One night in 1947, an intensely curious 5-year-old boy named Michael McCleery asked his father for a story. So his father, William McCleery, produced a tale that revolved around a wolf named Waldo, a hen named Rainbow, and another little boy, the son of a farmer, named Jimmy Tractorwheel. Over weeks and weeks, William serialized the story, telling it in installments to Michael and his best friend during bedtimes and Sunday afternoon outings.
Michael Chabon's latest novel, Telegraph Avenue, is named after the famed road between Oakland and Berkeley in California.
In the book, that's also where two couples — Nat and Aviva, who are white, and Archy and Gwen, who are black — are struggling to get by. The two men are friends, partners in a vinyl record shop.

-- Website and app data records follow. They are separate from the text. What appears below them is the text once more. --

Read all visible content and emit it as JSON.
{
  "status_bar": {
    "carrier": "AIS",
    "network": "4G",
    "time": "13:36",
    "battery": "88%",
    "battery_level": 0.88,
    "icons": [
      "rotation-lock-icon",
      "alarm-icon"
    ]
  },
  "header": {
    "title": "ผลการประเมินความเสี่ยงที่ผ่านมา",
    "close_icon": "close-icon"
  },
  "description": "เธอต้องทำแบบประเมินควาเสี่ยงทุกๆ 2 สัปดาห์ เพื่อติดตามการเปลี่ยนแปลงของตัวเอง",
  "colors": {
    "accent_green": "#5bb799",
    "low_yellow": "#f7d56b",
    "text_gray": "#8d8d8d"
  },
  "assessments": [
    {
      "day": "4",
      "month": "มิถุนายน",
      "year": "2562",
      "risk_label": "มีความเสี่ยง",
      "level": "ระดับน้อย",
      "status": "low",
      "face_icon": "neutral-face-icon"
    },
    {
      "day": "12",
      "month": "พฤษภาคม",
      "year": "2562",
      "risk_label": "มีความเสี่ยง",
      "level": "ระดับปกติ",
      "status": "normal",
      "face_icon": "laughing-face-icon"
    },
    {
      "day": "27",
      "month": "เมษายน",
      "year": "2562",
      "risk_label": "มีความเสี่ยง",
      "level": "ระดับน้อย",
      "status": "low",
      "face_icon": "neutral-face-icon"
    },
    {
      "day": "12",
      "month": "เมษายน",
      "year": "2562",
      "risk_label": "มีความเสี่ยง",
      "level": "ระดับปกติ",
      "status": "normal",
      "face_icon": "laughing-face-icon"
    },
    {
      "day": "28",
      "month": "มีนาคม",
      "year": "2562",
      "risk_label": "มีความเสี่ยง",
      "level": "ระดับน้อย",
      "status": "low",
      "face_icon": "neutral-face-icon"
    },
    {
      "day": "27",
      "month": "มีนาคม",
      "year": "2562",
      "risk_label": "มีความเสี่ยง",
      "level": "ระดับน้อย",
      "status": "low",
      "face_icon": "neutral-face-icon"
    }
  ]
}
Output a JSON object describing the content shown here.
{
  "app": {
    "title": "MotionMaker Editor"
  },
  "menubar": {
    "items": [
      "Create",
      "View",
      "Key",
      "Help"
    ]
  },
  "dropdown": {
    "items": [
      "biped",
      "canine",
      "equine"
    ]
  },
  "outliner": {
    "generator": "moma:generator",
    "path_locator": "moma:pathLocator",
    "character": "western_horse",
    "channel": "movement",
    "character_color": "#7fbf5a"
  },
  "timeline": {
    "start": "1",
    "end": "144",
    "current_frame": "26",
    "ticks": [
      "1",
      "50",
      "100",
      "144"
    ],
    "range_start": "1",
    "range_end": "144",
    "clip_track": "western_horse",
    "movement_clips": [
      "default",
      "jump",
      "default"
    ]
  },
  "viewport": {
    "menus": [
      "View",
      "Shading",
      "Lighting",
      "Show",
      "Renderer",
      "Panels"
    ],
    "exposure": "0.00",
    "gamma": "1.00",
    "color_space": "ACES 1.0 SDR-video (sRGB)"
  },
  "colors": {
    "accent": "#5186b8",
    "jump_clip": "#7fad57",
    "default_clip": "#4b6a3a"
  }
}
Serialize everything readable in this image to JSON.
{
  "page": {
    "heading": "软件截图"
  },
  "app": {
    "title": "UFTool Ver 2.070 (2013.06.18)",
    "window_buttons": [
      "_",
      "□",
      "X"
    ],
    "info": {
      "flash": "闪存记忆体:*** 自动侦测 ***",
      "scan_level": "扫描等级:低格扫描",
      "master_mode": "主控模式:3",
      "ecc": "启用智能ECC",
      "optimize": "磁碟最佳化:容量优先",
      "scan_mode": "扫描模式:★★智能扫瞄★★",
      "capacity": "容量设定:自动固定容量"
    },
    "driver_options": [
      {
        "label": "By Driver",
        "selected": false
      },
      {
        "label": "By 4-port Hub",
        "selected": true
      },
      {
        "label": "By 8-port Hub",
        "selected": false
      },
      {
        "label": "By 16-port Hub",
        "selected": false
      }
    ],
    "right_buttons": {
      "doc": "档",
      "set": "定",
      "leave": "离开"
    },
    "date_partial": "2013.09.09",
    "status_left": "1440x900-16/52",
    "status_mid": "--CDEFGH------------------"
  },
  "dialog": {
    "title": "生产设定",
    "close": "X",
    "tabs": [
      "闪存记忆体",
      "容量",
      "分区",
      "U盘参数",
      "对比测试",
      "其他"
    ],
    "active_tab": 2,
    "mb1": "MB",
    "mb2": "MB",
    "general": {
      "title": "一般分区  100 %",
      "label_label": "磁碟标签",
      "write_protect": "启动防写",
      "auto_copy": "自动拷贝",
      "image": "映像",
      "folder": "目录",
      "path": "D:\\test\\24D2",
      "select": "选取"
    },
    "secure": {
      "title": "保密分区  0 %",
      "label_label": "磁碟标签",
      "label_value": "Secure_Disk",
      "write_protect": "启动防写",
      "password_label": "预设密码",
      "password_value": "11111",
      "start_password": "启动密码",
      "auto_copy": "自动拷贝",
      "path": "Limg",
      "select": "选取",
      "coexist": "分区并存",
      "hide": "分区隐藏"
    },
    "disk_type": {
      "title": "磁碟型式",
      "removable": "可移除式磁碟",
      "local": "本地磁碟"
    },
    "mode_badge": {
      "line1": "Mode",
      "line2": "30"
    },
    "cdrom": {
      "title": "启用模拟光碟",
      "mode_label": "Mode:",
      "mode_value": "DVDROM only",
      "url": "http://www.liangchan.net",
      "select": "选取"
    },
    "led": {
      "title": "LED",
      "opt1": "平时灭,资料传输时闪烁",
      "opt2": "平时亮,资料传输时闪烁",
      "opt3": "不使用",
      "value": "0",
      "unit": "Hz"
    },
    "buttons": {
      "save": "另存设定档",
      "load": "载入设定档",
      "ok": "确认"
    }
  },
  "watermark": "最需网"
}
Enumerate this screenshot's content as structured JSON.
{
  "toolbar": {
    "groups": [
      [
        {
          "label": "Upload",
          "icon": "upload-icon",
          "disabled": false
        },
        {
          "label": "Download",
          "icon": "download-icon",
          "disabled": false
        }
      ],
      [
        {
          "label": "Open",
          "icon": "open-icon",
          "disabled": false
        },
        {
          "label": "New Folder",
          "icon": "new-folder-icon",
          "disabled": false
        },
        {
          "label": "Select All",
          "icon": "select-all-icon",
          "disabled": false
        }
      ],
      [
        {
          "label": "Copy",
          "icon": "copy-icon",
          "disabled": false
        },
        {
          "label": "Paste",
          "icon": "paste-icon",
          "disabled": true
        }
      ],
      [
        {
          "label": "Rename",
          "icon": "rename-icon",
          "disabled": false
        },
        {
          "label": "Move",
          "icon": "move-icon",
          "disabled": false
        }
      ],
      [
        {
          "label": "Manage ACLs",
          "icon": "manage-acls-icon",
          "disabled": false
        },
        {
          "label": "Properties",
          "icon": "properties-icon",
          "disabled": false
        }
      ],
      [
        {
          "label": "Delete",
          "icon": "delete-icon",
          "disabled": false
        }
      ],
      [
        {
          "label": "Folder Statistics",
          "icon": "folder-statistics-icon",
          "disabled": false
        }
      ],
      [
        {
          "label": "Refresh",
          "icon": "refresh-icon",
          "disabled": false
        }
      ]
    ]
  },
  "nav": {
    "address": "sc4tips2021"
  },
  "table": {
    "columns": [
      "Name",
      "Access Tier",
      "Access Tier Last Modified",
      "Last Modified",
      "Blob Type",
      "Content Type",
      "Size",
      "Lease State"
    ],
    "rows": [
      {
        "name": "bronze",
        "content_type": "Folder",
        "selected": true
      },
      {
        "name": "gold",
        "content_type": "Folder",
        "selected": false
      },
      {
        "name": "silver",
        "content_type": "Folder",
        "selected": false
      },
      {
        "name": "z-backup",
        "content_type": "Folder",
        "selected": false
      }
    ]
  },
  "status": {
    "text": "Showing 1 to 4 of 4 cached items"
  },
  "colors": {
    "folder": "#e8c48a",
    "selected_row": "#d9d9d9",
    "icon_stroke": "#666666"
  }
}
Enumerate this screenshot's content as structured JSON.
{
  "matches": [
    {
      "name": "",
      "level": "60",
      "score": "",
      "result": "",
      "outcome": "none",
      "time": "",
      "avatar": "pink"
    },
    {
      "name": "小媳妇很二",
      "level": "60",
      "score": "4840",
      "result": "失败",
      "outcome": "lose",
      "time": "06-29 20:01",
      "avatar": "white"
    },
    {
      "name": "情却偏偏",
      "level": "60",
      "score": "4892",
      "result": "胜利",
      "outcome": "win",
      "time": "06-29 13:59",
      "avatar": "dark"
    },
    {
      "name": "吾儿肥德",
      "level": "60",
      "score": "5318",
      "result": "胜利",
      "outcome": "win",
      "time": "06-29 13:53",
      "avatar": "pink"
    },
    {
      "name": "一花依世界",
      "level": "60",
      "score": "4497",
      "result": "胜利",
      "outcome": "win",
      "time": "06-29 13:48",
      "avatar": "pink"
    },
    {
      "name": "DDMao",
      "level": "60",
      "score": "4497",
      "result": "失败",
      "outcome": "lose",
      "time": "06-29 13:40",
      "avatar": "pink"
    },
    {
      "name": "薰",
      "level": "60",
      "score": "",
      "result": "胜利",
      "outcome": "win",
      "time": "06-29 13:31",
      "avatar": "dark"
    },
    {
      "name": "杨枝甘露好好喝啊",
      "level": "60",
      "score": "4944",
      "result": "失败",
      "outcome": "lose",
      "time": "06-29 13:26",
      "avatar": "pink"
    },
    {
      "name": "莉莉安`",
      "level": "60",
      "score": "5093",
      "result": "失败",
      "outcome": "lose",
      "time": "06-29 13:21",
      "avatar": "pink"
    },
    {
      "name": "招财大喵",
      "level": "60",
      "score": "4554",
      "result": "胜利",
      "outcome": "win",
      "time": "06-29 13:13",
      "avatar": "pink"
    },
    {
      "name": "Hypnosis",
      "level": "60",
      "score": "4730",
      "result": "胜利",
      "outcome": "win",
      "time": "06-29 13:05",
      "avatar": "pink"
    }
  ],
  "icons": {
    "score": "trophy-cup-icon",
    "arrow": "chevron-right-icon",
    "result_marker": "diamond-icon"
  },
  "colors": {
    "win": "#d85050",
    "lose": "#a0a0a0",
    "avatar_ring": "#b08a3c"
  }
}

Their wives work together as nurse midwives.
Over the course of a couple of weeks, the characters deal with threats to their work, to their relationships and their very way of being. Chabon delves deeply into issues of art, race and sexuality.